ReviewsIFC News. July 2010
Talk about family: Watchmaker Films has released the first of what it promises will be a series of DVDs collecting authentic home movies that have been gleaned from the global phenomenon called Home Movie Day, an annual celebration (first set in 2003 for the first Saturday in August, now in October) in which people all over the world simply set up venues where other people can bring their families' old small-gauge films and show them to rapt audiences.
The DVD, "Living Room Cinema Vol. 1," holds films shot on four continents and over eight decades (1920 to 1998), but shot by average people for their own reasons, with little or no sense of artifice, and focused almost entirely on family rituals and passing moments.
It's spellbinding, for obvious reasons -- this is history and life captured in amber, without a substantially controlling hand. It's time travel, pure and simple, but still saturated with rue and melancholy. (You watch baby footage from the '20s and you know it's likely that the child has already grown old and died, a realization that then infects even recent nursery photographs. Time passes, regardless of how much you photograph it to keep it still.)
There are weddings, too, and Orthodox Seders and bar mitzvahs, vacations to Miami and Havana -- a modern family even films the superstitious yard burial of their newborn's placenta.
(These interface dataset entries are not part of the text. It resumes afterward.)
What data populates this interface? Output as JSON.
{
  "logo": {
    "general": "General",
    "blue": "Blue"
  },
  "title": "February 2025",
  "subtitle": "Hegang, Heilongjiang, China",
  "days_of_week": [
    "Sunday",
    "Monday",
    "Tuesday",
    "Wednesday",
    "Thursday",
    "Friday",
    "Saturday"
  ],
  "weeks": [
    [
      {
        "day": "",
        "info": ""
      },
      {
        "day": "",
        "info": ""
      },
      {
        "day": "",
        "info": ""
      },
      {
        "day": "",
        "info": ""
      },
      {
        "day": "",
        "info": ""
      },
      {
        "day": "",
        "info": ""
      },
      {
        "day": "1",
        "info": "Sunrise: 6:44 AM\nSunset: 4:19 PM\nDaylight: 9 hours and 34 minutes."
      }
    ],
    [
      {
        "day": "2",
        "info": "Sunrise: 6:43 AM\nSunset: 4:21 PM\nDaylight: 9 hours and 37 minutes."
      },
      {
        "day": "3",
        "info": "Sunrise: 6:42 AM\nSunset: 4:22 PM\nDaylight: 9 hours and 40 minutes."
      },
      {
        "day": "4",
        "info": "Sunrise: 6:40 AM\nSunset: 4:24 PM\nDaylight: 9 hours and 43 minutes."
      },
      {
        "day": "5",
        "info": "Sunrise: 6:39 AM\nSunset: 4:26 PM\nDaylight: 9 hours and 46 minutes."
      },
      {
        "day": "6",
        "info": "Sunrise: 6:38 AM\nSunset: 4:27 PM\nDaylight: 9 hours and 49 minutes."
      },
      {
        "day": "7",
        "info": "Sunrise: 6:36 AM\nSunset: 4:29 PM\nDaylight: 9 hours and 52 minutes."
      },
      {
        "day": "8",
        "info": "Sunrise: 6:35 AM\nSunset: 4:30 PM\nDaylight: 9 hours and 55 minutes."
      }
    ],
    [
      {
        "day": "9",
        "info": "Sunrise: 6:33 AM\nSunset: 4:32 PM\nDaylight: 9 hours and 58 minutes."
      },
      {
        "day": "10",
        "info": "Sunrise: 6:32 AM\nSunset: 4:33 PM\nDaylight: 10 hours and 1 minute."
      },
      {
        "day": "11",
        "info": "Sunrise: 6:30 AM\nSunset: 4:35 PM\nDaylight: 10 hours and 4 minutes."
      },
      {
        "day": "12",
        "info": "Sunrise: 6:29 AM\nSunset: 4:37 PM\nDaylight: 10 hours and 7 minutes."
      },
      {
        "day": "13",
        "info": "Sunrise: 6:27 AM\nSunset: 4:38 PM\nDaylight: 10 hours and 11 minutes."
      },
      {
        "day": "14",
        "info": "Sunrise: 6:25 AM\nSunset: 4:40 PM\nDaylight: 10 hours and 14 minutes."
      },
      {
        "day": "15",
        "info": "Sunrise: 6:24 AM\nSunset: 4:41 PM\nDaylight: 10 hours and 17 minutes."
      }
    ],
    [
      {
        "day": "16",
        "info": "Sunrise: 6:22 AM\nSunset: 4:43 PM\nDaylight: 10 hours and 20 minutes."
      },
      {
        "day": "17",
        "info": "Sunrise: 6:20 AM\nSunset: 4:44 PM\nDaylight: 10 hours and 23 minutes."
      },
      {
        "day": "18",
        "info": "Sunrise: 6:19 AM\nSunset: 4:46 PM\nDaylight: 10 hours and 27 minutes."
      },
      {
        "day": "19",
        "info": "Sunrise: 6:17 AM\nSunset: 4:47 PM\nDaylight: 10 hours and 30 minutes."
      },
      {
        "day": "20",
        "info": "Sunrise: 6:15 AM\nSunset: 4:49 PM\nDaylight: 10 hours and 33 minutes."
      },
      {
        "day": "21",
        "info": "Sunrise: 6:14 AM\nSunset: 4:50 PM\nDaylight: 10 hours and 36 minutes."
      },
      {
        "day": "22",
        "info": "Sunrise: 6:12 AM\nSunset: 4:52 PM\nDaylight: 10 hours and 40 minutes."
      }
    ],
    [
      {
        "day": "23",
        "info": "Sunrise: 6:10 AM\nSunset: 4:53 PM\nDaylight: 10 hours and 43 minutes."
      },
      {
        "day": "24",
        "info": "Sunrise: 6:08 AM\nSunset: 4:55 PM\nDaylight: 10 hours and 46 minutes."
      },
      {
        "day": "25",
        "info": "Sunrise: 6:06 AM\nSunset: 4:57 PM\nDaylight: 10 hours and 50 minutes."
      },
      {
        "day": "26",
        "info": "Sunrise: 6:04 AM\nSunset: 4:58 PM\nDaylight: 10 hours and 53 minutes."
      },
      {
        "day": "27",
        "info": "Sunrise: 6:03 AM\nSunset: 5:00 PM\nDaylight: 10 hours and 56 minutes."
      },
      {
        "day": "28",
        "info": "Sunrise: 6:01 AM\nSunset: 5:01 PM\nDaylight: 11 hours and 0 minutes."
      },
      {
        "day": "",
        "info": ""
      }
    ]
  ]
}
The film used ranges from 8mm to the bygone amateur stock 9.5mm to 35mm -- capturing San Francisco in the early '60s in CinemaScope, no less.
When you think about it, the implicit philosophy behind Home Movie Day and this nascent DVD series is so much more embracing and humane and genuine than the ideas that govern almost any other entertainment production. What's more important, anyway? It's fitting that the included booklet steers clear of contextualizing the films themselves (they all have commentary and titles provided by scholars and family members), but instead spends pages detailing how you, too, might organize and stage your own Home Movie Day.
Taking that cue, this October you could reawaken the pasts of dozens of forgotten families and generations' worth of ardor, hope, memories and drama, exactly as people around the world are doing the same thing.. (Michael Atkinson)
Film Comment. November/December 2007
If there's one sure axiom about the customs of family life, it's this: home movies are always boring. That being said, the people at the Center for Home Movies have somehow managed to crack this tautology of tedium with Living Room Cinema: Vol. 1, a collection of highlights from Home Movie Day events around the world that offers a novel exception: what about the home movies of complete strangers? With 22 films amounting to two hours of utterly non-boring footage that spans approximately 70 years, and optional commentaries by archivists, film historians, and the sometimes hilarious families themselves, Living Room Cinema proves to be much more than a cultural artifact, or a collectible item for film freaks and small-gauge enthusiasts; it'll really a must-have for anyone who's ever been captivated by the wordless draw of moving images, or the common intimacies of other people's lives. (Margaret Barton-Fumo)
Library Journal. February 15, 2008
Home Movie Day first commenced in August 2003 when a group of film archivists created a cultural outlet for the public display of private films. Similar gatherings have occurred annually worldwide. This diverse collection presents 22 amateur films, including a 16mm print of George Eastman and Thomas Edison documenting the use of Kodak's Kodacolor technology. It also contains films of utter anonymity, such as a Super 8 recording of carnival rides in action--the film's silver emulsion having decomposed so as to produce a psychedelic experience not unlike that of a kaleidoscopic acid rock video. If only commercially driven content such as America's Funniest Home Videos or "reality" TV were so curiously entertaining. Living Room Cinema's bits of personal history are engrossing because they were never intended for mass viewing. Spanning much of the last century, the films provide authentic voyeurism; conscious cinema verite this is not. Many of the clips are presented with optional commentary by various participants, family members, or discoverers of lost treasures. Alternatively, composer Donald Sosin provides original music scores recalling silent film-era accompaniment. Recommended for libraries serving film studies programs. (Eric Pasteur, Peoria P.L., IL)